The book "details the once secret role of the Navy SEALs in the battle of Ramadi".
Couch was in Ramadi. He expected to write a narrative of courage in a losing battle - the orchestra on the deck of the Titanic. Instead he discovered a success story in the war against al Qaeda - the first real, sustained success since the 2003 invasion."When we arrived in al Anbar the conventional wisdom was that the province was a lost cause - unwinnable". I've discussed that with those who were there, they've told me that acceptable success at the going-in stage could be described as merely "keeping a lid" on the violence. (And the anticipation of achieving that success could be described as "slim".)
It was a battle won with a strategy of deploying SEALs alongside regular forces in a combined joint operation, which also included Iraqi security forces and the people of the al-Anbar province, to fight against terrorists in the urban war zone of Ramadi.
Among the many examples of this extraordinary brotherhood is the story of Petty Officer Michael A. Monsoor, who was posthumously awarded the Medal of Honor for his bravery during the battle of Ramadi.
"When we arrived in al Anbar the conventional wisdom was that the province was a lost cause - unwinnable," said then-Colonel Sean MacFarland. "I never believed that, and now we see that is not true."

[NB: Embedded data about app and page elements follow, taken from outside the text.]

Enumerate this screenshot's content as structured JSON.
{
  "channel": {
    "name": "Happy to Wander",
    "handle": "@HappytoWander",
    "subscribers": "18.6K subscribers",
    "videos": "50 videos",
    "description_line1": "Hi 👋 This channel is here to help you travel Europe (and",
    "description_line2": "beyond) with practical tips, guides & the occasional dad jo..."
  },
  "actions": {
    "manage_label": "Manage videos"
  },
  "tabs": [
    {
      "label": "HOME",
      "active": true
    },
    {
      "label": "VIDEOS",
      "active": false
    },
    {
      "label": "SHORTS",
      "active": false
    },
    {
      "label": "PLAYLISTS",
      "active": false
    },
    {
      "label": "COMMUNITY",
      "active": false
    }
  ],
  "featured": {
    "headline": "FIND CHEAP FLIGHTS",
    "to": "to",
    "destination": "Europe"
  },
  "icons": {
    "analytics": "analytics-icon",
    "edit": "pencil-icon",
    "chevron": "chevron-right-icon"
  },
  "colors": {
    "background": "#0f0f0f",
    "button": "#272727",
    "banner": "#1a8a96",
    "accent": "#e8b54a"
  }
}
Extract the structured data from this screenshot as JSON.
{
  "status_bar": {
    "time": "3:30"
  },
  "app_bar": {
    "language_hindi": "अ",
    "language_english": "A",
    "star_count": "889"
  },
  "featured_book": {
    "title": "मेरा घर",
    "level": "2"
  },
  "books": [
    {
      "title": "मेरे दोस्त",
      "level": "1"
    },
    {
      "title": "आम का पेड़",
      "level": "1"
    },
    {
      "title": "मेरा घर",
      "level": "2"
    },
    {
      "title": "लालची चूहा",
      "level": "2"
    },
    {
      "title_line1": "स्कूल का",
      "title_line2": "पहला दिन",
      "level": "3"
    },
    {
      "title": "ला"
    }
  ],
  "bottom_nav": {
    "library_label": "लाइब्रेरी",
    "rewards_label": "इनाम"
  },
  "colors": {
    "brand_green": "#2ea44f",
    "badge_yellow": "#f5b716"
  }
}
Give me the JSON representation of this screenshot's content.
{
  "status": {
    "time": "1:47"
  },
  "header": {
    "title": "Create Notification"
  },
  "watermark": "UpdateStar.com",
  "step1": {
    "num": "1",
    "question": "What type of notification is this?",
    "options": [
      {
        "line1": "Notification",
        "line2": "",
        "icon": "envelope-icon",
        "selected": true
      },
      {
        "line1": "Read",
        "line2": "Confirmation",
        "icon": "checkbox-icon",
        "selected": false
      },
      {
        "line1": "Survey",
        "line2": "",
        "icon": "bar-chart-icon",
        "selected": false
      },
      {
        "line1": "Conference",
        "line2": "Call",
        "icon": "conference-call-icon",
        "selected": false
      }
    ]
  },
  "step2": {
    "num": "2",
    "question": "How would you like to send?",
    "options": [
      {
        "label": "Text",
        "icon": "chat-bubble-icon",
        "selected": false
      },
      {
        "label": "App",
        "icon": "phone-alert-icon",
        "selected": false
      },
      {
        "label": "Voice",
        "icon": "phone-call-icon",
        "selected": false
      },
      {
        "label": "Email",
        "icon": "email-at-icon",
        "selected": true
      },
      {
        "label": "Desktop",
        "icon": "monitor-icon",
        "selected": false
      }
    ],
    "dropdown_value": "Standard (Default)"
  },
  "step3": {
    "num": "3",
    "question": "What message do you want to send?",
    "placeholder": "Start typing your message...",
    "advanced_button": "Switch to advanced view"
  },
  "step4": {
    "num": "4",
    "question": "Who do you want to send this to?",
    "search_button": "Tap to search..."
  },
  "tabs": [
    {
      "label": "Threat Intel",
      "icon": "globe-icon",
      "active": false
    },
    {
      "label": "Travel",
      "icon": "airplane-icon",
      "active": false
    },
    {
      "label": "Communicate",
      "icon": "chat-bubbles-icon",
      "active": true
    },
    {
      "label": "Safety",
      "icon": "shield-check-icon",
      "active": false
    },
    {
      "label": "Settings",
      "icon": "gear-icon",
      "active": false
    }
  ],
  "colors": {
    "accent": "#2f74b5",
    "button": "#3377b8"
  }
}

They exceeded expectations. I've written extensively here on how that happened, but I'm looking forward to expanded discussion on the special forces component of the battle detailed in Sheriff of Ramadi.